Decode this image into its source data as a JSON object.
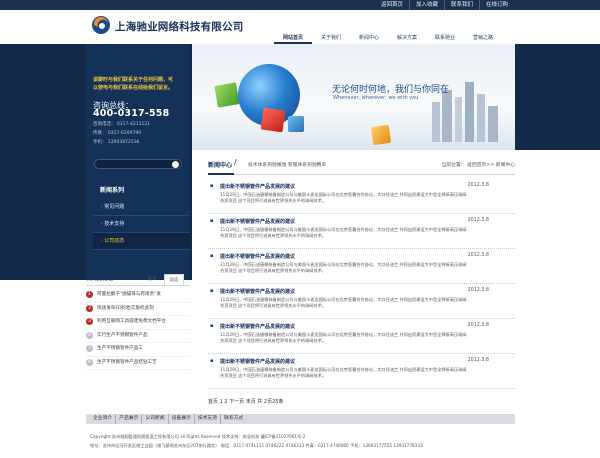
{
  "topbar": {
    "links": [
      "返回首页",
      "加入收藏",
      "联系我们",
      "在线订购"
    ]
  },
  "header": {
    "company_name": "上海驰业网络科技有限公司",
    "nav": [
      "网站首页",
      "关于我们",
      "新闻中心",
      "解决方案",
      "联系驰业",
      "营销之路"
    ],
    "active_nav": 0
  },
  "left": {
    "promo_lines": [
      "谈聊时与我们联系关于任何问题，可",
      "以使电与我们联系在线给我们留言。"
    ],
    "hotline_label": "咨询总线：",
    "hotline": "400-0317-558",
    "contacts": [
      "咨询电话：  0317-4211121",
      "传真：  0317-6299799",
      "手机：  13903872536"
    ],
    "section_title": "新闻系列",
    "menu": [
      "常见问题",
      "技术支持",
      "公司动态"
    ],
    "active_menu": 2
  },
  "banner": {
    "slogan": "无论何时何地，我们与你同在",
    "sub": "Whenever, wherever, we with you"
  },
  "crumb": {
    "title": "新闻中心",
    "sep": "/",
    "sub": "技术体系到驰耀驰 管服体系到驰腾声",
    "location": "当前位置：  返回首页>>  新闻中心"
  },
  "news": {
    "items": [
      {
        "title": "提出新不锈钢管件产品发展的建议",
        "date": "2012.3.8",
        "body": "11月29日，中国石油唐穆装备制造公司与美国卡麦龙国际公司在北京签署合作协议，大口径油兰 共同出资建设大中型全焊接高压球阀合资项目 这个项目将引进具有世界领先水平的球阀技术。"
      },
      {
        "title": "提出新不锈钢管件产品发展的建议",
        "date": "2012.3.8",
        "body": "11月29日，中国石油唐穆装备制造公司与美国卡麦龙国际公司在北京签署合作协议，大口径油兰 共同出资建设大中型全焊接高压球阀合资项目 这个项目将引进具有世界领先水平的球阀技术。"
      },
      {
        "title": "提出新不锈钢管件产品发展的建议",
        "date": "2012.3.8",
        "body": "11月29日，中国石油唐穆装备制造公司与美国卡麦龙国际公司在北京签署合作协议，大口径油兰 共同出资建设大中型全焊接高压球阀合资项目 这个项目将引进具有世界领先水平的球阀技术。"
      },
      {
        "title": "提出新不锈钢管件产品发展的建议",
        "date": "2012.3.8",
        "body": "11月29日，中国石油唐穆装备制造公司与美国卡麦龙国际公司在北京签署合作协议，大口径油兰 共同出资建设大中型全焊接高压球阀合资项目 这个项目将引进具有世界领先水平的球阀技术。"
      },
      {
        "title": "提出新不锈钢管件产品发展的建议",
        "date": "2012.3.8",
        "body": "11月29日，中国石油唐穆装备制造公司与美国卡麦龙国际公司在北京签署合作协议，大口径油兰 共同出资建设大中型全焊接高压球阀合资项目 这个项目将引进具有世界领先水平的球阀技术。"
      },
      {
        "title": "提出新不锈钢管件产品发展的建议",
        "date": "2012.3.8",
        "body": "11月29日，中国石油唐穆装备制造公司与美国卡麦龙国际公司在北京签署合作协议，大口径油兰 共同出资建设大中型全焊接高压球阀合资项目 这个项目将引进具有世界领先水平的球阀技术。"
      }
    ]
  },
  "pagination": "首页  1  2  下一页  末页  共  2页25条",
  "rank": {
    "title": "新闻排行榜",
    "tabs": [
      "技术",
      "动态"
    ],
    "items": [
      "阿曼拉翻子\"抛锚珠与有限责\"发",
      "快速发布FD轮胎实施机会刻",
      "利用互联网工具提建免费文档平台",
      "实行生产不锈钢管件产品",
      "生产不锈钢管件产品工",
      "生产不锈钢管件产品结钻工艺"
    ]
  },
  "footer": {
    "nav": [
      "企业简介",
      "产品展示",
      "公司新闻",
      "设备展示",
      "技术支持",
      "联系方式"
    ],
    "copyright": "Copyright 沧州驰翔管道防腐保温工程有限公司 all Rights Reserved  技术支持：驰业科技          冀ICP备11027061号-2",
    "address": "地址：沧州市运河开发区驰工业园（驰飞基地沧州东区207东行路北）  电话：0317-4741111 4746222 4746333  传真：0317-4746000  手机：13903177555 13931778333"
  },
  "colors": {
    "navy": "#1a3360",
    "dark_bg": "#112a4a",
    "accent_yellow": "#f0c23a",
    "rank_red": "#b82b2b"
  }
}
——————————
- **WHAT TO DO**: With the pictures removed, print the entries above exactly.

- **RESPONSE**:
Decode this image into its source data as a JSON object.
{
  "topbar": {
    "links": [
      "返回首页",
      "加入收藏",
      "联系我们",
      "在线订购"
    ]
  },
  "header": {
    "company_name": "上海驰业网络科技有限公司",
    "nav": [
      "网站首页",
      "关于我们",
      "新闻中心",
      "解决方案",
      "联系驰业",
      "营销之路"
    ],
    "active_nav": 0
  },
  "left": {
    "promo_lines": [
      "谈聊时与我们联系关于任何问题，可",
      "以使电与我们联系在线给我们留言。"
    ],
    "hotline_label": "咨询总线：",
    "hotline": "400-0317-558",
    "contacts": [
      "咨询电话：  0317-4211121",
      "传真：  0317-6299799",
      "手机：  13903872536"
    ],
    "section_title": "新闻系列",
    "menu": [
      "常见问题",
      "技术支持",
      "公司动态"
    ],
    "active_menu": 2
  },
  "banner": {
    "slogan": "无论何时何地，我们与你同在",
    "sub": "Whenever, wherever, we with you"
  },
  "crumb": {
    "title": "新闻中心",
    "sep": "/",
    "sub": "技术体系到驰耀驰 管服体系到驰腾声",
    "location": "当前位置：  返回首页>>  新闻中心"
  },
  "news": {
    "items": [
      {
        "title": "提出新不锈钢管件产品发展的建议",
        "date": "2012.3.8",
        "body": "11月29日，中国石油唐穆装备制造公司与美国卡麦龙国际公司在北京签署合作协议，大口径油兰 共同出资建设大中型全焊接高压球阀合资项目 这个项目将引进具有世界领先水平的球阀技术。"
      },
      {
        "title": "提出新不锈钢管件产品发展的建议",
        "date": "2012.3.8",
        "body": "11月29日，中国石油唐穆装备制造公司与美国卡麦龙国际公司在北京签署合作协议，大口径油兰 共同出资建设大中型全焊接高压球阀合资项目 这个项目将引进具有世界领先水平的球阀技术。"
      },
      {
        "title": "提出新不锈钢管件产品发展的建议",
        "date": "2012.3.8",
        "body": "11月29日，中国石油唐穆装备制造公司与美国卡麦龙国际公司在北京签署合作协议，大口径油兰 共同出资建设大中型全焊接高压球阀合资项目 这个项目将引进具有世界领先水平的球阀技术。"
      },
      {
        "title": "提出新不锈钢管件产品发展的建议",
        "date": "2012.3.8",
        "body": "11月29日，中国石油唐穆装备制造公司与美国卡麦龙国际公司在北京签署合作协议，大口径油兰 共同出资建设大中型全焊接高压球阀合资项目 这个项目将引进具有世界领先水平的球阀技术。"
      },
      {
        "title": "提出新不锈钢管件产品发展的建议",
        "date": "2012.3.8",
        "body": "11月29日，中国石油唐穆装备制造公司与美国卡麦龙国际公司在北京签署合作协议，大口径油兰 共同出资建设大中型全焊接高压球阀合资项目 这个项目将引进具有世界领先水平的球阀技术。"
      },
      {
        "title": "提出新不锈钢管件产品发展的建议",
        "date": "2012.3.8",
        "body": "11月29日，中国石油唐穆装备制造公司与美国卡麦龙国际公司在北京签署合作协议，大口径油兰 共同出资建设大中型全焊接高压球阀合资项目 这个项目将引进具有世界领先水平的球阀技术。"
      }
    ]
  },
  "pagination": "首页  1  2  下一页  末页  共  2页25条",
  "rank": {
    "title": "新闻排行榜",
    "tabs": [
      "技术",
      "动态"
    ],
    "items": [
      "阿曼拉翻子\"抛锚珠与有限责\"发",
      "快速发布FD轮胎实施机会刻",
      "利用互联网工具提建免费文档平台",
      "实行生产不锈钢管件产品",
      "生产不锈钢管件产品工",
      "生产不锈钢管件产品结钻工艺"
    ]
  },
  "footer": {
    "nav": [
      "企业简介",
      "产品展示",
      "公司新闻",
      "设备展示",
      "技术支持",
      "联系方式"
    ],
    "copyright": "Copyright 沧州驰翔管道防腐保温工程有限公司 all Rights Reserved  技术支持：驰业科技          冀ICP备11027061号-2",
    "address": "地址：沧州市运河开发区驰工业园（驰飞基地沧州东区207东行路北）  电话：0317-4741111 4746222 4746333  传真：0317-4746000  手机：13903177555 13931778333"
  },
  "colors": {
    "navy": "#1a3360",
    "dark_bg": "#112a4a",
    "accent_yellow": "#f0c23a",
    "rank_red": "#b82b2b"
  }
}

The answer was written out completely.